Parachutes and Needles
Last year, some friends and I huddled together for a final picture before we boarded an aircraft. We planned to take a plunge into the air, thousands of feet above the surface of the earth. Why? I wondered, myself. Later, I asked my friends why they did it.
Paul responded, “I went skydiving for the thrill.”
Joni said, “I chose to skydive because it was on my bucket list—to really feel the freedom of falling, but still be alive at the end. To really do something different in my life. To spice it up.”
So, we have our reasons—strange or unearthly as they may be. We also have our own ways of dealing with and overcoming fear. I watched with great interest as Paul calmly entered the aircraft. He moved as though he was making his way into a buffet. He talked and laughed. He was actually enjoying the whole experience. Joni, on the other hand, looked as though she was seeing demons. Her skin color turned white. She was as stiff as a statue as she postured herself in front of the door.
I’ve also witnessed such differences in my patients when receiving injections. For some, uncovering the needle was like introducing them to their final doom. Cries, screams, I’ve even seen grown men crawling up the wall in an effort to get away from the needle. Still, others simply sit quietly, without even a flinch. I remember one gentleman requesting me to not inject any anesthetic before suturing his hand. He simply said, “Ah, I don’t need that. I’ve learned to block it out.” And he did! I sutured multiple lacerations without him moving an inch. It baffled me.
When I questioned Paul and Joni further about their individual experiences with skydiving, Paul stated, “Don’t get me wrong—when I thought about what I was doing—jumping from an airplane—I thought I was crazy. But, I realized that, statistically, you have more risk every time you get in your car than jumping from an airplane with a parachute, a good instructor, and team.

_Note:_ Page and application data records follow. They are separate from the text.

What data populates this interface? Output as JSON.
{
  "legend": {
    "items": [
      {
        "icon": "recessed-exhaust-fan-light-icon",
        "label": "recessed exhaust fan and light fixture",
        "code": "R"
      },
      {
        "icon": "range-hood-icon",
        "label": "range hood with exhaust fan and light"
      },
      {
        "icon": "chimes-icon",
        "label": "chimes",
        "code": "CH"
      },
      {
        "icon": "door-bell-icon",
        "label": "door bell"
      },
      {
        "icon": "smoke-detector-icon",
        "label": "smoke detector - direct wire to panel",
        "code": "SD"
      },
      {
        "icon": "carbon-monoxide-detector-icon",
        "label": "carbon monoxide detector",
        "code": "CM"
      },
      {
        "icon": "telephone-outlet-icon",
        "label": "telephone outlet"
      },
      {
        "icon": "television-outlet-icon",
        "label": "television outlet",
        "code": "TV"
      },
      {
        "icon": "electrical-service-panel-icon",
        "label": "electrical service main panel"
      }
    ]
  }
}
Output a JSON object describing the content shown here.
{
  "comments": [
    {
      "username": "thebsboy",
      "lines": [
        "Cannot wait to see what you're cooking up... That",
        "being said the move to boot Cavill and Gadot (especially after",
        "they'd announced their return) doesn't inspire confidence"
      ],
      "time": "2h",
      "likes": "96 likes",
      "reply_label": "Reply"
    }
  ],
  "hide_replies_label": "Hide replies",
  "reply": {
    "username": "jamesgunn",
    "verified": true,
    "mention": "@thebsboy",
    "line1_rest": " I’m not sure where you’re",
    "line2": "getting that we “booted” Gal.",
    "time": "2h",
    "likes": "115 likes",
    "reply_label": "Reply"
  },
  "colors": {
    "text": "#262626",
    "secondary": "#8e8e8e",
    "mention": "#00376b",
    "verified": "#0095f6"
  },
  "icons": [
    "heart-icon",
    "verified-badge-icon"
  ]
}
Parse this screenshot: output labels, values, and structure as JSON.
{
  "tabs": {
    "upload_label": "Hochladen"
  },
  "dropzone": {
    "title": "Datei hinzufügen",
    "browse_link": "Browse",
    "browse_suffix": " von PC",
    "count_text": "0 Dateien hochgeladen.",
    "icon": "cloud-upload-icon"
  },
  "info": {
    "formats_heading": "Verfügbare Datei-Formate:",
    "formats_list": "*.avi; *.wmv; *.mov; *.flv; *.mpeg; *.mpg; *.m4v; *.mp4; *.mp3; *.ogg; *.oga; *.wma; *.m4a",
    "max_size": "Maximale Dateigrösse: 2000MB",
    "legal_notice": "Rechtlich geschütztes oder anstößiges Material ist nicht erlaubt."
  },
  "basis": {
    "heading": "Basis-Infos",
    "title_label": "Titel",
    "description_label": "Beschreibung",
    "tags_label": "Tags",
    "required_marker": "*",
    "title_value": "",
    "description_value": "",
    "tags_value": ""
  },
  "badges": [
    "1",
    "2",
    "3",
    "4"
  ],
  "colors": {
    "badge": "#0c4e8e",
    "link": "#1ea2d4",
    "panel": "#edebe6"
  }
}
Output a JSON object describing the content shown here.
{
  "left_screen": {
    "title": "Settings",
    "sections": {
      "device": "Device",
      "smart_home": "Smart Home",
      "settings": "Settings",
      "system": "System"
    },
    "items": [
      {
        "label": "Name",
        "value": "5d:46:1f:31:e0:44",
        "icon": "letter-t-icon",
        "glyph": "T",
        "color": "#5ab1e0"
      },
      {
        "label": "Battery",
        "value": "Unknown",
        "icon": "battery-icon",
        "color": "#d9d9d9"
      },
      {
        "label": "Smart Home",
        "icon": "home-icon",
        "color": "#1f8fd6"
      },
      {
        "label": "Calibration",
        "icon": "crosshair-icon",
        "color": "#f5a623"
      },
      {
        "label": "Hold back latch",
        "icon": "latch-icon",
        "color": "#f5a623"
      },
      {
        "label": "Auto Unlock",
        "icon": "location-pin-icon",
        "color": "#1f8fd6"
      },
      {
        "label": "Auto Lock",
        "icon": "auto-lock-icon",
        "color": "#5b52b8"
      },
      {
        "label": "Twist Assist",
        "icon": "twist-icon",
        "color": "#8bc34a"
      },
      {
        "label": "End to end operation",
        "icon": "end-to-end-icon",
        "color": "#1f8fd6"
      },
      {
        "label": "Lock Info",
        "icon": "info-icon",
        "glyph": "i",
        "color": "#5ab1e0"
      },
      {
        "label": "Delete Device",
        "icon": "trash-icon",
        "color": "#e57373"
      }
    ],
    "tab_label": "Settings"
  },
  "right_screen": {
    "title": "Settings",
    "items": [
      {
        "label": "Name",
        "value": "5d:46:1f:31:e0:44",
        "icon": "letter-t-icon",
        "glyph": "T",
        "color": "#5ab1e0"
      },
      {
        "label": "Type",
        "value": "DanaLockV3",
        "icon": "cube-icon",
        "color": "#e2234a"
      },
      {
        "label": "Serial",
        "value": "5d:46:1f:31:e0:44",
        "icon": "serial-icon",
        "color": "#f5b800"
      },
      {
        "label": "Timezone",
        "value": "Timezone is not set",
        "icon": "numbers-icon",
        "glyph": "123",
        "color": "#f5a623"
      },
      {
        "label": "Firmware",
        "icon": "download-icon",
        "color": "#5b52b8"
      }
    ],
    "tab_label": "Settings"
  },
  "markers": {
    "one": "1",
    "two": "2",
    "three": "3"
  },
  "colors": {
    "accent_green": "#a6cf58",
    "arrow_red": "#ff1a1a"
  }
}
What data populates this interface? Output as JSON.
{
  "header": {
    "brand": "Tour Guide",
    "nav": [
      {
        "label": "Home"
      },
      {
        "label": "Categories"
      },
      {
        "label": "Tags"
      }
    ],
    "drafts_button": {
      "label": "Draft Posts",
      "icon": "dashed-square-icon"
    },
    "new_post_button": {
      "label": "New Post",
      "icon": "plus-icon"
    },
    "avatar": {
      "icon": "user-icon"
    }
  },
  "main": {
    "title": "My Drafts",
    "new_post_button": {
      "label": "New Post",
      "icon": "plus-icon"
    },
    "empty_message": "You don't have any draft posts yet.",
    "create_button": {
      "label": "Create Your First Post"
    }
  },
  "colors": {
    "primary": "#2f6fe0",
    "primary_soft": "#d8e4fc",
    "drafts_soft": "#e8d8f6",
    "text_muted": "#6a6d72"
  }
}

Trusting the equipment and the knowledgeable team put my mind at ease, and helped me overcome the fear.”
Joni exclaimed, “I had to overcome and trust that the company and the guy I was jumping with would bring me back safe.”
I must admit, when the man strapped to my back slid us off the edge of a perfectly good aircraft into the open sky, I screamed like a baby. I was scared, thrilled, and excited all at the same time. And, well, I will admit it… I think a little urine ran down my pant leg.
I am not certain everyone needs the experience of jumping out of an airplane or skipping anesthesia when getting stitched up; however, I am certain that each of us have certain fears to overcome if we want to enjoy an experience of a lifetime. Identifying and overcoming our fears helps us to truly come alive.
Perhaps Thich Nhat Hanh said it best, “Fear keeps us focused on the past or worried about the future. If we can acknowledge our fear, we can realize that right now we are okay. Right now, today we are still alive, and our bodies are working marvelously. Our eyes can still see the beautiful sky. Our ears can still hear the voices of our loved ones.”« Back to all articles